- DemÃ©trio, JosÃ© A., Gomes, Luiz C., Latini, JoÃ£o D., Agostinho, Angelo A.
- Aquaculture 2012 v.330-333 pp. 172-178
- aquatic environment, cage culture, cages, ecosystems, farming systems, feed intake, feeds, fish production, food chain, food composition, food intake, foods, freshwater, organic matter, pellets, physiology, pollution load, proteins, stomach, water reservoirs, wild fish

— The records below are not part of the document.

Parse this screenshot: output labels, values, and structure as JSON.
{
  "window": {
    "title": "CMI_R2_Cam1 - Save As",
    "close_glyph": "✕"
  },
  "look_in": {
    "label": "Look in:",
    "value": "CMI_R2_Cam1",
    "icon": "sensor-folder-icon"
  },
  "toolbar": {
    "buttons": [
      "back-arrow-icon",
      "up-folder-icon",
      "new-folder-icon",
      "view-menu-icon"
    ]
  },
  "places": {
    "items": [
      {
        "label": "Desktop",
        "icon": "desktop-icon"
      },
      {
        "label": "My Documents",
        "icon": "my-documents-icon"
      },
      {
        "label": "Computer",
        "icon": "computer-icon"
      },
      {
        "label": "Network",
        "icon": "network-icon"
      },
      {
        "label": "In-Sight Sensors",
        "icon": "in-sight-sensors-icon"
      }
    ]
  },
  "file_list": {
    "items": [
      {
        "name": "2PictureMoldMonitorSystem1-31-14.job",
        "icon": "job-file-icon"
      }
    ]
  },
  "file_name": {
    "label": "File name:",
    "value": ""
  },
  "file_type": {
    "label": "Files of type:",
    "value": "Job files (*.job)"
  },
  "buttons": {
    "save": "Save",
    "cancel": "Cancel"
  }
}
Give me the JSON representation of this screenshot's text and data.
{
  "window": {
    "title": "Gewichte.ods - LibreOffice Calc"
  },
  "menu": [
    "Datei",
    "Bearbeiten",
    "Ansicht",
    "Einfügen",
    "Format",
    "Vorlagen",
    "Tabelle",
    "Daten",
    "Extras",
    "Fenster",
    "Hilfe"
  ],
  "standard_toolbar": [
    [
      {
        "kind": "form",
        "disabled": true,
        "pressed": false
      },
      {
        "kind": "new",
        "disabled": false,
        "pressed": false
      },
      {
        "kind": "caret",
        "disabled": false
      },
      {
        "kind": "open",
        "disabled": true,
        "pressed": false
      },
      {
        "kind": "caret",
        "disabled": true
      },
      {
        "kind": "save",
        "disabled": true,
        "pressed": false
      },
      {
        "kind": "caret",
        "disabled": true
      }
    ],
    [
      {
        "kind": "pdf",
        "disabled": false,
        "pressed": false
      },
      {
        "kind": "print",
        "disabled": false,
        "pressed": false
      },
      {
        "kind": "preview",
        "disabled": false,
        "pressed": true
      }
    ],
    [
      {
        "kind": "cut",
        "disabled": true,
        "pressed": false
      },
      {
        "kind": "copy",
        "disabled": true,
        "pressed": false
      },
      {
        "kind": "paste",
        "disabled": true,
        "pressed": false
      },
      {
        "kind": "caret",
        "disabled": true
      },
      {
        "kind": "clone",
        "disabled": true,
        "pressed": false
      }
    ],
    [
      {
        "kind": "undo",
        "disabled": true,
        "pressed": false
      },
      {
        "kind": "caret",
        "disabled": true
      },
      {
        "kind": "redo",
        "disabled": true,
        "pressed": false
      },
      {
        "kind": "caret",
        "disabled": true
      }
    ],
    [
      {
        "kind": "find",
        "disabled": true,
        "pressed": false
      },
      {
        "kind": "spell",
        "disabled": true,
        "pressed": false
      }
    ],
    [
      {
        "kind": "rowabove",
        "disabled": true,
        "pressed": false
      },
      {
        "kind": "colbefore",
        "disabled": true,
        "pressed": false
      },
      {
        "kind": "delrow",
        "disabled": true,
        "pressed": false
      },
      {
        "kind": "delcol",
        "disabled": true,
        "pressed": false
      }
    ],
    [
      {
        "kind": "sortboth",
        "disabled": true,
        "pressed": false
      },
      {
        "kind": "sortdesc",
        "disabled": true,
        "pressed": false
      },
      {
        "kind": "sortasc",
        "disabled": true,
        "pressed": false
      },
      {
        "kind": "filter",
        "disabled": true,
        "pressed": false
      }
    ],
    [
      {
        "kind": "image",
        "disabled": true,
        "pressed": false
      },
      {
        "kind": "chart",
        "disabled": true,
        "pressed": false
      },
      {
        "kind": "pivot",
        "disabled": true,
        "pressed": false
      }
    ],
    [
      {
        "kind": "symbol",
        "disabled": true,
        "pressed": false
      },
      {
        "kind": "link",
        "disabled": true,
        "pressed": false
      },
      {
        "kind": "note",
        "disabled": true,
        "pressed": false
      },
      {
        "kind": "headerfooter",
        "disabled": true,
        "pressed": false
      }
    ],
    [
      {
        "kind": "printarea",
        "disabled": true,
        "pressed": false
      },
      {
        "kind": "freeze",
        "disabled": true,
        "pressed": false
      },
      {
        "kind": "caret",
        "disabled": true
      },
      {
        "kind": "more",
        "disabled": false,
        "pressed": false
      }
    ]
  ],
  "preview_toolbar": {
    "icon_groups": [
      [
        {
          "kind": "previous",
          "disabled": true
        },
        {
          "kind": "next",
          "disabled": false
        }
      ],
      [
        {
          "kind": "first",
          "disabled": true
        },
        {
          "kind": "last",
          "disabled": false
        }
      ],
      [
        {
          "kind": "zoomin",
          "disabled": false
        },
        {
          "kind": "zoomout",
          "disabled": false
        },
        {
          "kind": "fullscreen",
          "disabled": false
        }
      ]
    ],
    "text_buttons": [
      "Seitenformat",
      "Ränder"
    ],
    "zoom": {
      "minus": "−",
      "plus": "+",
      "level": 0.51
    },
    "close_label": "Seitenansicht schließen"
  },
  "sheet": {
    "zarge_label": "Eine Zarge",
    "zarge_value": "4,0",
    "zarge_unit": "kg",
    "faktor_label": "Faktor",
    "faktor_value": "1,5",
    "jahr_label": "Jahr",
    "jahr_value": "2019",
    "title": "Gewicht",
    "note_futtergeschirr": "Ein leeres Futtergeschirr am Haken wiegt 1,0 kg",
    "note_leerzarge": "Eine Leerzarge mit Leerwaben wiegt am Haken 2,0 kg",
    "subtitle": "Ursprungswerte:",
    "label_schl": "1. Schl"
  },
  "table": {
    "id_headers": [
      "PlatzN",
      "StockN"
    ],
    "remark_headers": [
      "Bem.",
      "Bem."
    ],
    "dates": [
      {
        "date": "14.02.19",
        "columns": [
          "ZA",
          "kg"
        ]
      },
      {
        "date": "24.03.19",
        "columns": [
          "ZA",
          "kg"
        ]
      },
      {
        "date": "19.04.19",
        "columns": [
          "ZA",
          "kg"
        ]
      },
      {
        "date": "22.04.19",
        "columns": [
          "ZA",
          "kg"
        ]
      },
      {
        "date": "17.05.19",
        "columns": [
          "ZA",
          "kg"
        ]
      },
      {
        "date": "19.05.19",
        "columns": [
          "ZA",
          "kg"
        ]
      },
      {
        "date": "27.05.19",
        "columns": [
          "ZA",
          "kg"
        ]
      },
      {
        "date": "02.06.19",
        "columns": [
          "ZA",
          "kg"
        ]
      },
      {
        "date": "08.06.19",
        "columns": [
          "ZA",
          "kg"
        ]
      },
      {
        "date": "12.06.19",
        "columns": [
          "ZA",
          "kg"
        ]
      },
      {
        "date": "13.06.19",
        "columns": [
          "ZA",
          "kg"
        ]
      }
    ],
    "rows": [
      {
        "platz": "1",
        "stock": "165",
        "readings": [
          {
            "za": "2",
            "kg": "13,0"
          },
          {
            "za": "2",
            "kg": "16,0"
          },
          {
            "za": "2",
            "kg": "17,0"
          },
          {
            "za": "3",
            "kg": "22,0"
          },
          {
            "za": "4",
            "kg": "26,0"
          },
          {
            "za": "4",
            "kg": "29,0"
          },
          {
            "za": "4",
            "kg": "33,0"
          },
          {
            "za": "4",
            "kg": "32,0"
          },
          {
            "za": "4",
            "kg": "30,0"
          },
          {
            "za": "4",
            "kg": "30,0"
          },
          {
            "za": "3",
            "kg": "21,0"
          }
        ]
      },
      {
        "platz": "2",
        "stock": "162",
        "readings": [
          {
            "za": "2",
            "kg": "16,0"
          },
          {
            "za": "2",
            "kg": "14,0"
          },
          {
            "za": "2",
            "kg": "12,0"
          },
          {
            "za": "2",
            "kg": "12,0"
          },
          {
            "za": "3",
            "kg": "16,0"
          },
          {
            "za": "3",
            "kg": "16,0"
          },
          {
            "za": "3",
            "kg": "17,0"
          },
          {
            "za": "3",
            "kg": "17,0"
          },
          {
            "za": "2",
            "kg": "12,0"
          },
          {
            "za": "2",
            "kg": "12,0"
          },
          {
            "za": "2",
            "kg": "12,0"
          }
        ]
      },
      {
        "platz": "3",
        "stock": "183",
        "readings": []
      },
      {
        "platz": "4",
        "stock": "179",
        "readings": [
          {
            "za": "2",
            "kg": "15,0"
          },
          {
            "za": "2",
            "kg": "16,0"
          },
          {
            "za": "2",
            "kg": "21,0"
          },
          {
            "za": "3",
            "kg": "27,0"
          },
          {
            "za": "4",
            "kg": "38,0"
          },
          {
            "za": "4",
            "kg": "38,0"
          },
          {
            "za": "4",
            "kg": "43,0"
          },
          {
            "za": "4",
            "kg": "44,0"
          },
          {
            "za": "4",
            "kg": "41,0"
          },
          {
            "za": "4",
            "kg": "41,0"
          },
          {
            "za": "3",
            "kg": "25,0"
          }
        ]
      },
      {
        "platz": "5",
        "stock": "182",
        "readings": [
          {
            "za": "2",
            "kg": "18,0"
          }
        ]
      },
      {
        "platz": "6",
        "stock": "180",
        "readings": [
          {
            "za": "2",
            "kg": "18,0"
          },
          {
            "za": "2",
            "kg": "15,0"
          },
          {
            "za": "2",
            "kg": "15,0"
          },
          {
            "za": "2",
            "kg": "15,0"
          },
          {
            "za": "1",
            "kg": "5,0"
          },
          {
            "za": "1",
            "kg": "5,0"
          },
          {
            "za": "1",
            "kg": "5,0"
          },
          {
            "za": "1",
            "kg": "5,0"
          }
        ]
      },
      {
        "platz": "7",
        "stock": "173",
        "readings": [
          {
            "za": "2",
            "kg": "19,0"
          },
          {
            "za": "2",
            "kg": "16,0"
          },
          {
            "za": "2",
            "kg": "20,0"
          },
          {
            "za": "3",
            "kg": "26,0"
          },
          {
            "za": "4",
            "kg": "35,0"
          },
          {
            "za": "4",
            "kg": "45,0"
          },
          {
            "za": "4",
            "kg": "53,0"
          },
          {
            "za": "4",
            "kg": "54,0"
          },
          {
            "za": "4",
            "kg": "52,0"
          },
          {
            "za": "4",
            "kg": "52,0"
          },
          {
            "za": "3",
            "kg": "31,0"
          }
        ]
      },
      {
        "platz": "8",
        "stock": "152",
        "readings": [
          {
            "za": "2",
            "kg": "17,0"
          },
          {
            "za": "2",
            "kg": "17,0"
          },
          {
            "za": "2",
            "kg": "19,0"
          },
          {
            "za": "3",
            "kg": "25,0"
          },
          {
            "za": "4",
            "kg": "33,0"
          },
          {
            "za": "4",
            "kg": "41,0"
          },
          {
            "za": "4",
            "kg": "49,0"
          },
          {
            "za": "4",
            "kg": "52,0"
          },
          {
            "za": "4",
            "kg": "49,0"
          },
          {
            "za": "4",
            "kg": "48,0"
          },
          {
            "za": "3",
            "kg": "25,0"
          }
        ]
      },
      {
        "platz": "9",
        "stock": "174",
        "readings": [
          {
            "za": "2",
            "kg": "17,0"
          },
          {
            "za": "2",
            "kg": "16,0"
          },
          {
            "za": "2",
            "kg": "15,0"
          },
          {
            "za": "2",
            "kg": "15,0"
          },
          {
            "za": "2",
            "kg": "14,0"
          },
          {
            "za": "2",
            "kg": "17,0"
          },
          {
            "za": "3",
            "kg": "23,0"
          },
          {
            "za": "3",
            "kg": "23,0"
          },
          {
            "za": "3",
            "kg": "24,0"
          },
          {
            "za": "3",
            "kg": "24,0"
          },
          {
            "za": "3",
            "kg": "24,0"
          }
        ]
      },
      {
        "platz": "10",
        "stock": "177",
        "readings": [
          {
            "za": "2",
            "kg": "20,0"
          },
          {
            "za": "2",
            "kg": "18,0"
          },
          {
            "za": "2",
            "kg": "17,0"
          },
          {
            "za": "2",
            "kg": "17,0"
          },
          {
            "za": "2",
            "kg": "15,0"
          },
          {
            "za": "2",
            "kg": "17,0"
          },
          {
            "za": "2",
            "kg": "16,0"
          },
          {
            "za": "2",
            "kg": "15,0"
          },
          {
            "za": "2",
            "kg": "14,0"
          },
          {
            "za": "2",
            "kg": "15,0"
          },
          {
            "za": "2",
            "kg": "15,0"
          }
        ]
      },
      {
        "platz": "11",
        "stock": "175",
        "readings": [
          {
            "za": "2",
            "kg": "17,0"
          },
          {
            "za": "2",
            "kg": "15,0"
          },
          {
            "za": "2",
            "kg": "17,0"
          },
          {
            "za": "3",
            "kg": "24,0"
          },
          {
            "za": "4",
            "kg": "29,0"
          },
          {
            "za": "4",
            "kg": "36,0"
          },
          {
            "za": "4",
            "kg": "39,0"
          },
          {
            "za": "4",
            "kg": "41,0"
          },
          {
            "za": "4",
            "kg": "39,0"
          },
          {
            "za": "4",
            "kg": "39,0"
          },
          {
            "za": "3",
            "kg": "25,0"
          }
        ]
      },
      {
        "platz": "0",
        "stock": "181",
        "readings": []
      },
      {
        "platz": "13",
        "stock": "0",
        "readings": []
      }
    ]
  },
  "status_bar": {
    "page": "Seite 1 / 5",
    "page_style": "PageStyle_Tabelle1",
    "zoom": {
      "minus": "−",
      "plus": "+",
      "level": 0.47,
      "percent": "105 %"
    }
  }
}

- Aquaculture in net cages is a well recognized strategy to meet the growing demand for food by the world's population. This type of fish production is increasing in freshwater, especially in large Neotropical reservoirs. However, it may lead to several impacts on freshwater assemblages. Thus, we aimed to determine if the artificial feed may indirectly (the load of nutrients may artificially increase production in the region and fish take advantage of this production) or directly (consumption by wild fish) alter the diet of the fish species living near the cages. We also determined if the intensity of food intake (measured by relative stomach weight) was altered by the inclusion of artificial feed. We gave special attention to the protein levels of the pellets used during the study (32% protein in the first 30days; 28% protein after), distance from the cages (0m, 100m, and 400m), and strata in the water column (surface and bottom), and to better evaluate the effect of the cage, we sampled before its installation. Overall, the dominant species changed their intake pattern of feeding, and also intensified the consumption of artificial feed. The load of organic matter (feed not consumed by caged fish) led to proliferation of microcrustaceans (which was readily consumed by some fish species), and to abrupt oscillation in the composition of food items of several species. The indirect effects were more conspicuous when the food pellet used presented higher protein level (32%), and directly when protein level was lower. The nature and intensity of the impact of food losses from aquaculture in the aquatic environment and their incorporation into the food chain still require more detailed investigation, at the individual (physiology) and population (autoecology) level, as well as higher levels of organization (communities and ecosystems).